*** Records for this exercise ***

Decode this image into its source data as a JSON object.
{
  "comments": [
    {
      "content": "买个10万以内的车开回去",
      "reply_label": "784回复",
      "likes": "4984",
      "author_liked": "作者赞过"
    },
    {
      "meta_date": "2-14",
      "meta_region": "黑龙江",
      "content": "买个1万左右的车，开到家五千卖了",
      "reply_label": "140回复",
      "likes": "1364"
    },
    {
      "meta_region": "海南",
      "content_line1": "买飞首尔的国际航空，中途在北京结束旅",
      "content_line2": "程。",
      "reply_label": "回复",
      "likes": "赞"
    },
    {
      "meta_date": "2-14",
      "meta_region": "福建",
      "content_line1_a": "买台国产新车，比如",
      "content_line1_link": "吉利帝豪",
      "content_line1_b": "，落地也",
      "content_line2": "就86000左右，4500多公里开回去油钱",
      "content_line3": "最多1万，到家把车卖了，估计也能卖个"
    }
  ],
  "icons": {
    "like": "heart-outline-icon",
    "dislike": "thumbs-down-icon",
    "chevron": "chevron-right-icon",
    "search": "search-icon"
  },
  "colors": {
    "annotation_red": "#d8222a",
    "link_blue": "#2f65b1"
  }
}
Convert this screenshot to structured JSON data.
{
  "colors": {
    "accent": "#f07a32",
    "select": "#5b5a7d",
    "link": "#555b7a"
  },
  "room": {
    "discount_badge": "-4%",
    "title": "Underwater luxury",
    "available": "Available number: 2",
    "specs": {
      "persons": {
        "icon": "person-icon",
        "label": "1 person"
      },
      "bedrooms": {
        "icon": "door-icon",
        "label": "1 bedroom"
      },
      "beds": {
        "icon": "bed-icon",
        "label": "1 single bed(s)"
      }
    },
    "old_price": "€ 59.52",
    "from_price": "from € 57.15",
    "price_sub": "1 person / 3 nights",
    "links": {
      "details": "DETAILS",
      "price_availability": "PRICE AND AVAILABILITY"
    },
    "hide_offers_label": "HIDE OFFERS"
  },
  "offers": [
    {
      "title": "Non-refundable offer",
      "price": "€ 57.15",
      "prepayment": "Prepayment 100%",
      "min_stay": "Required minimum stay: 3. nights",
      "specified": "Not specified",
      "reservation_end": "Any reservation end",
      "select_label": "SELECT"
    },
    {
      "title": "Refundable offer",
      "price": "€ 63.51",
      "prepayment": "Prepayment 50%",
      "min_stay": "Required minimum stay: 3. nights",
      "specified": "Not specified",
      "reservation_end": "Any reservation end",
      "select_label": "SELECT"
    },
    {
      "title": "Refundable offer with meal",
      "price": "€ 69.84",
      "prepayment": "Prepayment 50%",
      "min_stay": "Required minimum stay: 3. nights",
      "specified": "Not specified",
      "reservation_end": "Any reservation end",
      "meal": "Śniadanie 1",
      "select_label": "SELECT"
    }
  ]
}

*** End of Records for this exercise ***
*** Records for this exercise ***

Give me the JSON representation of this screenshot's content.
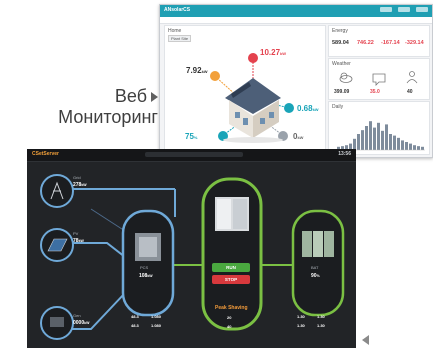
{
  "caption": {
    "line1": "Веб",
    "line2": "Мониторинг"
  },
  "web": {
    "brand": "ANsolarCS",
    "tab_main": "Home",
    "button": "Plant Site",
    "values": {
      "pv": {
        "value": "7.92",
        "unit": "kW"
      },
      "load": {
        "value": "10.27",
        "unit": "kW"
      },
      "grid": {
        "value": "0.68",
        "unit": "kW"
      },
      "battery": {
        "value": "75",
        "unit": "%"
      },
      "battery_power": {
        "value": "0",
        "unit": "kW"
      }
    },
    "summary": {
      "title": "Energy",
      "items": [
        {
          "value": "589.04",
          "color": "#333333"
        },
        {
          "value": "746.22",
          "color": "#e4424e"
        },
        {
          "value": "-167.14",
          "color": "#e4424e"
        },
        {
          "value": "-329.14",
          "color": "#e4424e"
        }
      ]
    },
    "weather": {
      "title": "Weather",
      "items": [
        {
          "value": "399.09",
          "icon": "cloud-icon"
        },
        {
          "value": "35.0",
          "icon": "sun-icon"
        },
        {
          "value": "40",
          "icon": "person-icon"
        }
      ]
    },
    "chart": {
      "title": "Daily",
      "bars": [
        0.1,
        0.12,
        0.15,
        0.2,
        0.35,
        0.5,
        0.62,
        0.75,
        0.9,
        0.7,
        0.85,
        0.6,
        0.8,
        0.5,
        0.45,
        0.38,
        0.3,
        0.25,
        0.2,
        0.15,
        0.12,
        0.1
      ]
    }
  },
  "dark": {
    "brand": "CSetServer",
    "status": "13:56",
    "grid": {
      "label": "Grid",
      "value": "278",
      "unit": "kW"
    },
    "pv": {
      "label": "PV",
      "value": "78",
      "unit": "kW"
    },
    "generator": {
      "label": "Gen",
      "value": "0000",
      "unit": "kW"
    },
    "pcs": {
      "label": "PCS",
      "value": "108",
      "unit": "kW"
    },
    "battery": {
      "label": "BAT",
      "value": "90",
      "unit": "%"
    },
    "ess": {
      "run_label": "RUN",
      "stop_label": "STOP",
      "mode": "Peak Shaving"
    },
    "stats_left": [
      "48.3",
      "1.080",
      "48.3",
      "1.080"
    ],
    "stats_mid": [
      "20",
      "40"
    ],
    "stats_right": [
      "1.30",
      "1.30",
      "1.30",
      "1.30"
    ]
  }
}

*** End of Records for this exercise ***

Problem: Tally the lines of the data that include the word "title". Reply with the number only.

Written answer: 7